**Task item:** Lines holding the string "Miembros": copy each one from the listing below.

**Extracted records:**
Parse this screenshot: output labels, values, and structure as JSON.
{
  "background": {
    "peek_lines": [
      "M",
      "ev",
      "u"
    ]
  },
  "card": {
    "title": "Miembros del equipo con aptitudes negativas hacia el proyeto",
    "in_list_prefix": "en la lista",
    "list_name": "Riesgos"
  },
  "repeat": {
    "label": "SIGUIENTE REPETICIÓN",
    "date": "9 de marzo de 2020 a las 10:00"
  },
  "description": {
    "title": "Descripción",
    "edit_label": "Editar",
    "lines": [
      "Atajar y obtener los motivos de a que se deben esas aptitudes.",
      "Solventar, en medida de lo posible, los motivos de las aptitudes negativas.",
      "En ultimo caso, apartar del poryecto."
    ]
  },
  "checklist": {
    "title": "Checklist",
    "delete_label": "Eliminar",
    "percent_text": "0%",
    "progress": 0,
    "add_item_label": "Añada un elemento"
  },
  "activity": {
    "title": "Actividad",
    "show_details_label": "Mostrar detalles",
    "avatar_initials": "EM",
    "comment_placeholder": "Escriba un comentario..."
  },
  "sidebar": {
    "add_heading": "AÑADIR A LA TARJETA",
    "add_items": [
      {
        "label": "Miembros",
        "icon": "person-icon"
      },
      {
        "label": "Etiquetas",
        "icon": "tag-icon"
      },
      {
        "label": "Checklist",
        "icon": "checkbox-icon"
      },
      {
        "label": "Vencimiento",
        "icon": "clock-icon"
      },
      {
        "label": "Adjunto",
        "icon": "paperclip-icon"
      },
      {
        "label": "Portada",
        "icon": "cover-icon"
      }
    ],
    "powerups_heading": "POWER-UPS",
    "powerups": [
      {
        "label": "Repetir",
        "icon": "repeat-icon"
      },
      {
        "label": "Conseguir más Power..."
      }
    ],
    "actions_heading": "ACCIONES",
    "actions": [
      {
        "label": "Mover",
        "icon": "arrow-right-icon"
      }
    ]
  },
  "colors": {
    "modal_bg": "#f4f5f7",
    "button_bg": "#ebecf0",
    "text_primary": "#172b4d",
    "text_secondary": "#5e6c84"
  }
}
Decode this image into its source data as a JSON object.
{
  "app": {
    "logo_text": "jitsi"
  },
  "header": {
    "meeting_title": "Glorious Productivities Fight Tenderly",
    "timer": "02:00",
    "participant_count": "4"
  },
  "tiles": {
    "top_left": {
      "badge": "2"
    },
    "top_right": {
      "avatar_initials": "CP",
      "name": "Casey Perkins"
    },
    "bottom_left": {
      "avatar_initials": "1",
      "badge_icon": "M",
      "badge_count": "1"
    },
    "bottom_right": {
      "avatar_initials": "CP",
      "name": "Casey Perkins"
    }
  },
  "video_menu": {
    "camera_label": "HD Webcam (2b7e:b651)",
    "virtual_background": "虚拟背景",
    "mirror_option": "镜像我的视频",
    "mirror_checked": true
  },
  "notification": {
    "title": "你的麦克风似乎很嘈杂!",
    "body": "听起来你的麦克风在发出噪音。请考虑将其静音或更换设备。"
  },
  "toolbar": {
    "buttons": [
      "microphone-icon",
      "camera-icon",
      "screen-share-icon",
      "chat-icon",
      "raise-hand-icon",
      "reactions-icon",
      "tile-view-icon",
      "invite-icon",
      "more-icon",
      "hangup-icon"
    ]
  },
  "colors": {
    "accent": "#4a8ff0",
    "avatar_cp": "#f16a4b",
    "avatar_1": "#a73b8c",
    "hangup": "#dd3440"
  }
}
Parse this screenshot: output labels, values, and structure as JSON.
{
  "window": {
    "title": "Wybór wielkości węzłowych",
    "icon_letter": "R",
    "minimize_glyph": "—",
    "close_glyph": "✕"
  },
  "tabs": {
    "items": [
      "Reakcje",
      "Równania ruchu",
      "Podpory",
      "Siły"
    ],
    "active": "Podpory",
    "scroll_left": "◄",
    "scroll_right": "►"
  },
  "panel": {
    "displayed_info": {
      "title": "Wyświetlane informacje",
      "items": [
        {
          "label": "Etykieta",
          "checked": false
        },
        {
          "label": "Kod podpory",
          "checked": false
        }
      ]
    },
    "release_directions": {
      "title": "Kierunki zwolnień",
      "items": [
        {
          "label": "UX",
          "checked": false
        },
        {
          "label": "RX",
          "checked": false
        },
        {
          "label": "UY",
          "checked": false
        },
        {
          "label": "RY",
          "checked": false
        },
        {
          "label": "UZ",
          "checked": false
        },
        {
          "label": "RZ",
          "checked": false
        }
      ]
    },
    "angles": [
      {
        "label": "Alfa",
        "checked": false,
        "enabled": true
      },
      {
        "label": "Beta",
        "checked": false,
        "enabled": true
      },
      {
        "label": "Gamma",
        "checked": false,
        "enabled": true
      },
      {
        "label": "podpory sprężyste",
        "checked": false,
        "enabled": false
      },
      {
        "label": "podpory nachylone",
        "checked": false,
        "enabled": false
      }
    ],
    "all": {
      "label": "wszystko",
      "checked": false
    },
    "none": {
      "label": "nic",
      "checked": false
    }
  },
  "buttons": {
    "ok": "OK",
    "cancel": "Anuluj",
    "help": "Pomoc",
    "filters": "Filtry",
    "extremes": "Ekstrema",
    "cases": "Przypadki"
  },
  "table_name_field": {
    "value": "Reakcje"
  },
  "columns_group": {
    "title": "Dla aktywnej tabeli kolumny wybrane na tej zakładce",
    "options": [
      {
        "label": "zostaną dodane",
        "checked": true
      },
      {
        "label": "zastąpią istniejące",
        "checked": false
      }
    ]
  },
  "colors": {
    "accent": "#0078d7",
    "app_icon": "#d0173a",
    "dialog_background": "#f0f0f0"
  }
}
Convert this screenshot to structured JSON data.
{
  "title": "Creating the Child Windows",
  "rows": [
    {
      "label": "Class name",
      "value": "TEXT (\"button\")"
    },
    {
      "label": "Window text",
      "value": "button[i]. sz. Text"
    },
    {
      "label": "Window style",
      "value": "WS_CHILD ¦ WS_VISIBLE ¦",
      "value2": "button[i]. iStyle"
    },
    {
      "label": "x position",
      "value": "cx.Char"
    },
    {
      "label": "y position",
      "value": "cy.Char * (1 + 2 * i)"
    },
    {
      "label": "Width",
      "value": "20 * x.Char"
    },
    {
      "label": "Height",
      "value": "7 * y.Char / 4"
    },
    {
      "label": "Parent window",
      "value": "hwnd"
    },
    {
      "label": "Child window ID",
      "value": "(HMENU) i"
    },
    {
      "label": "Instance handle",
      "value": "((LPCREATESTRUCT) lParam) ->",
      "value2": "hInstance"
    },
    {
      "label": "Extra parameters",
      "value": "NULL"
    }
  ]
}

**Task solution:**
    "title": "Miembros del equipo con aptitudes negativas hacia el proyeto",
        "label": "Miembros",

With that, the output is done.